The new online interactive tool provides insight into the West Kootenay region's existing industry and potential for more.
Imagine if you knew exactly what resources were in a community before deciding whether launching your venture there was a good fit. A new online interactive tool is providing that insight in the West Kootenay.
Metal Tech Alley, an industrial and tech think tank leading circular economy development strategies, recently launched the West Kootenay Supply Chain, a digital feature that markets the region's existing industry, highlights the potential for more development, and models the supply chain through a circular economic lens.
“For Metal Tech Alley to be most effective at investment attraction, we need to show clearly and in detail the companies operating in the region,” explains Rebecca Richards, director of the Lower Columbia Initiatives Corporation (LCIC), the economic development organization that drives Metal Tech Alley. “This model allows outside parties to see at a glance what industry exists here and its supply chain reach. It also helps us understand how the region's industry may be impacted by future global supply chain events.”
The model was triggered by a Regional Supply Chain Study, undertaken by the LCIC and funded by Columbia Basin Trust, Economic Trust of the Southern Interior of BC, and CanExports Community Investments.
“COVID-19 made us realize just how dependent we are on supply from outside Canada,” Richards explains. “The model provides the basis for us to take on projects, which will create resilience in local companies, especially with respect to supply chains.”
Using the compiled data, Kootenay-based web development and GIS analytics company TruGIS built the research-based tool that organizes industry data into an interactive visual network. TruGiS’ Managing Director Colin Jaeck says the goal is to provide an accessible way to view and build grassroots supply chains.
“We knew we could help remove some of the fundamental barriers communities face when understanding local supply chains or implementing circular economy strategies by providing real examples,” explains Jaeck. “There needed to be a ‘bridging of silos’ — a collaboration between governments, industries, nonprofits, and companies of all sizes using a common platform.”
The result is a visual representation of how goods move into, within, and out of local industry sectors. Once populated, the regional model will be integrated into a growing national model to show the supply chain in a larger context.
“We're focusing on creating local bubbles, which hasn't really been done until now,” says Jaeck. “Essentially, we're trying to minimize the impact of external influences beyond our control such as inflation, political instability, and supply chain disruptions with proper planning made possible by these models.”
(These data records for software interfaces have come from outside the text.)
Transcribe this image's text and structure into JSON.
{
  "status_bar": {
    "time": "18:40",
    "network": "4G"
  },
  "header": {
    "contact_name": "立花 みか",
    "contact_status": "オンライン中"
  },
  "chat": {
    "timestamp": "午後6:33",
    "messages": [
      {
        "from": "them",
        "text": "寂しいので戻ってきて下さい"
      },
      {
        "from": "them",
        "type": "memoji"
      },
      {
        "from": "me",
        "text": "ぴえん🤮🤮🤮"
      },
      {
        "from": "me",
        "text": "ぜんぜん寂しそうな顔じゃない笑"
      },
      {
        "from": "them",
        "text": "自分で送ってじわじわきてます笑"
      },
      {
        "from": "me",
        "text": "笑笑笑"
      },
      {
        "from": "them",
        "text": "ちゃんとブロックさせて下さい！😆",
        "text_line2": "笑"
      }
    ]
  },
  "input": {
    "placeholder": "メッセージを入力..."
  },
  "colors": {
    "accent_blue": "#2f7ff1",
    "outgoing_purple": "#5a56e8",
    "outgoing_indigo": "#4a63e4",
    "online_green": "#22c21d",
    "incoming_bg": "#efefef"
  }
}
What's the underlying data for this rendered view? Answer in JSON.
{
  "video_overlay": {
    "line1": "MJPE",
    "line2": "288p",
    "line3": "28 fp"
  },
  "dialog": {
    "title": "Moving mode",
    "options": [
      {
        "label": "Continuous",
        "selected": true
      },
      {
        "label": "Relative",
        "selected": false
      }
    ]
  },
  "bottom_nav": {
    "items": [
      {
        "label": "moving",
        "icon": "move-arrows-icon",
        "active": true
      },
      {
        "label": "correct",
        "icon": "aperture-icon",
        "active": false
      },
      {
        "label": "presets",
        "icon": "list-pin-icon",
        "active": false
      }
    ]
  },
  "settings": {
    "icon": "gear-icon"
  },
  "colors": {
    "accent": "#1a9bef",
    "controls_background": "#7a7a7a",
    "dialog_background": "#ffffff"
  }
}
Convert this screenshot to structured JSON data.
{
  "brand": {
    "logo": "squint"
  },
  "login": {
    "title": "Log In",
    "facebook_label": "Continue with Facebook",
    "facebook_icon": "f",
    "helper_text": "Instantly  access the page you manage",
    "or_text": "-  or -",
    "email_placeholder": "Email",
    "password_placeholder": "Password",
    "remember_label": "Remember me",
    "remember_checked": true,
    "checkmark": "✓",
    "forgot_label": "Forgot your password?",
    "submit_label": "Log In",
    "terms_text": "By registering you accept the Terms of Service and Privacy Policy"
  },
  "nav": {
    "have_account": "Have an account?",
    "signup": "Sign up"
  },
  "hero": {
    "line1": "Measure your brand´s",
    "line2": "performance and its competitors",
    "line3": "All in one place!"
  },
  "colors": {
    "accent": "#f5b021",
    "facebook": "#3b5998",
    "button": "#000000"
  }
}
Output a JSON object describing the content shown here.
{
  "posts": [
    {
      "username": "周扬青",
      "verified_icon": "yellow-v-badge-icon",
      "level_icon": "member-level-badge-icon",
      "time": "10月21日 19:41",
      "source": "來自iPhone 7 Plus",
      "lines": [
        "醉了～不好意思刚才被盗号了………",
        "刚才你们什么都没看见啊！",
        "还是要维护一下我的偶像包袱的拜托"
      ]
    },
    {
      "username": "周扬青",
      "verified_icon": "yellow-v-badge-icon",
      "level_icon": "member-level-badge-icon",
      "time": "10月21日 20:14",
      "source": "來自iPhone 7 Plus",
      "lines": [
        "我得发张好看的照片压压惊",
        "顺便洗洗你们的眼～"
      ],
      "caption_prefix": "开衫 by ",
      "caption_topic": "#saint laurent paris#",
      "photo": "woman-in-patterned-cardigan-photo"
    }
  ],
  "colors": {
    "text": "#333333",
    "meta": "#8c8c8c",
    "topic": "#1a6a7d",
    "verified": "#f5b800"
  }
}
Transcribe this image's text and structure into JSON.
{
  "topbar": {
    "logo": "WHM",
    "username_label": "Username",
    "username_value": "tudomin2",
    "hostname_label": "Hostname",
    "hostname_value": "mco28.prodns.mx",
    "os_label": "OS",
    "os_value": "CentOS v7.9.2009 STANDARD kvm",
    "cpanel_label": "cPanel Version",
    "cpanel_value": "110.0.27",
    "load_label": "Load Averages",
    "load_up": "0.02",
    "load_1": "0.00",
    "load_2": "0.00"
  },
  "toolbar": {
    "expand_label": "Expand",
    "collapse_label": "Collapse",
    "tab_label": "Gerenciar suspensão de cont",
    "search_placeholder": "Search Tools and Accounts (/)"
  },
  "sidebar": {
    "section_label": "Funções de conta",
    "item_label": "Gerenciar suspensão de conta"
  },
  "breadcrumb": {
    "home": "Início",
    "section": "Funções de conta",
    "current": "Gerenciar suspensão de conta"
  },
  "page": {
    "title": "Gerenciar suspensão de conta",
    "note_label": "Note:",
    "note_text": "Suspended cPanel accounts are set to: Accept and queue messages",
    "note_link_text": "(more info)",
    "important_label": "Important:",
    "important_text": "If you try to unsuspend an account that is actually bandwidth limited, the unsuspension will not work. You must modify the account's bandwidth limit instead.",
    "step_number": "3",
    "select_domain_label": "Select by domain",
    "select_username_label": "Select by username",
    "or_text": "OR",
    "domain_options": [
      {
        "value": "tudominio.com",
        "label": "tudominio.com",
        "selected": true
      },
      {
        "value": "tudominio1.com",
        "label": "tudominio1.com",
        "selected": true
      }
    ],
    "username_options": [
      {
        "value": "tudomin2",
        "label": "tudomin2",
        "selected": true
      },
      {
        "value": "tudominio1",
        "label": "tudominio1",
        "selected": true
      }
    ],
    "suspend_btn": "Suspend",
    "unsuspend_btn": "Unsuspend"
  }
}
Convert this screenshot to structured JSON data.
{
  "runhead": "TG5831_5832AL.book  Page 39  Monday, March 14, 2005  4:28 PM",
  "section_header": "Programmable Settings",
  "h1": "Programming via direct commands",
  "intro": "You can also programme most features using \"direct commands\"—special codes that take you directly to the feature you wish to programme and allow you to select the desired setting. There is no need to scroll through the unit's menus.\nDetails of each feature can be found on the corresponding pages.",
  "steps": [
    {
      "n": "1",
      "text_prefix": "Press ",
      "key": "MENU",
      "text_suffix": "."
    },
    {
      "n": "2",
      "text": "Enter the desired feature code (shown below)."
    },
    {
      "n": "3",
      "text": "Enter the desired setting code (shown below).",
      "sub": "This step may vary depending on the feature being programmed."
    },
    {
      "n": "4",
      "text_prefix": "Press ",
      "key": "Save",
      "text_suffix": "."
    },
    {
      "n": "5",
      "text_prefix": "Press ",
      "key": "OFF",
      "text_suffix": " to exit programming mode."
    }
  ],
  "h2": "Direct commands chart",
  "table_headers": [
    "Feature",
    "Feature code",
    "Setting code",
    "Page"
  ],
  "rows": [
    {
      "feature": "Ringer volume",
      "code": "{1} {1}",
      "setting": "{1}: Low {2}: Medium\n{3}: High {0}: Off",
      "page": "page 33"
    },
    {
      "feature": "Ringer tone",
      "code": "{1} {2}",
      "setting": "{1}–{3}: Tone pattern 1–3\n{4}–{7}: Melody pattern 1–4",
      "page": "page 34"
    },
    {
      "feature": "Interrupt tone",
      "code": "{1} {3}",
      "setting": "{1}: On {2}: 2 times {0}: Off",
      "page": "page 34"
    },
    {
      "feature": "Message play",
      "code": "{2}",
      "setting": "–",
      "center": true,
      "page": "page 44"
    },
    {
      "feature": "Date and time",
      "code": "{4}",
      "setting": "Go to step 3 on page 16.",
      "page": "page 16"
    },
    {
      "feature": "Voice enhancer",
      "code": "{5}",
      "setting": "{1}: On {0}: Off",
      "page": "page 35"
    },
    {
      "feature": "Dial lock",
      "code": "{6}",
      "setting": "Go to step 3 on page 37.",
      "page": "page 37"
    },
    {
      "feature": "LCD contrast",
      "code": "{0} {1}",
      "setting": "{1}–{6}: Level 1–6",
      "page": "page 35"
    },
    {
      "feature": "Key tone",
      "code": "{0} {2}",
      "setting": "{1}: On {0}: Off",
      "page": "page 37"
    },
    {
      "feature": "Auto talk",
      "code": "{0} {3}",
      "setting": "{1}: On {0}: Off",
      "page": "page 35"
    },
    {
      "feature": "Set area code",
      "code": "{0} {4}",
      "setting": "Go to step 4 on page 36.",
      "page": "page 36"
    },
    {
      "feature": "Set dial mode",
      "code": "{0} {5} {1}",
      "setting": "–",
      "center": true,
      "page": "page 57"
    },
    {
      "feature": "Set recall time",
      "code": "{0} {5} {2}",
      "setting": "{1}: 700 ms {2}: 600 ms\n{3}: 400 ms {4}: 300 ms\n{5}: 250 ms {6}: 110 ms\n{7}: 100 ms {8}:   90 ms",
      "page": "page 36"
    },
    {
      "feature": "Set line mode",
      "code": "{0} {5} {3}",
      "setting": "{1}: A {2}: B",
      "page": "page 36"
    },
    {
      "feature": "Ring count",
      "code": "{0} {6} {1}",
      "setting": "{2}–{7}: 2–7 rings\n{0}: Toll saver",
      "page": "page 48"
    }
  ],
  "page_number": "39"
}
Take Fenix Advanced Materials for example, a company specializing in the manufacturing of ultra-high purity metals for use in the solar energy, telecommunications, and commercial markets. The clean technology company uses some of Teck's by-products to produce high purity metals. The goal is to facilitate other similar business partnerships, where waste can be diverted and value-added products created.
“The West Kootenay Supply Chain model will be able to connect companies, reducing environmental impact, lowering production costs, and increasing competitive advantage for businesses,” says Jaeck. “It's an excellent research tool for finding new opportunities and connections.”
As more data is entered, the model has the capacity to further demonstrate a closed-loop circular economy, according to Metal Tech Alley Director Jacomien van Tonder. She invites organizations and businesses to enter their details into the intuitive model housed on the Metal Tech Alley website to help the region gain a more comprehensive understanding of the economy.
“Our intention is that this map will foster new development and strengthen the circular economy, especially in the battery manufacturing and recycling industry,” van Tonder says. “In the future, we'd like to explore whether this model can be linked with similar models in other areas, so that Metal Tech Alley continues to be a leader in forwarding the circular economy movement in Canada.”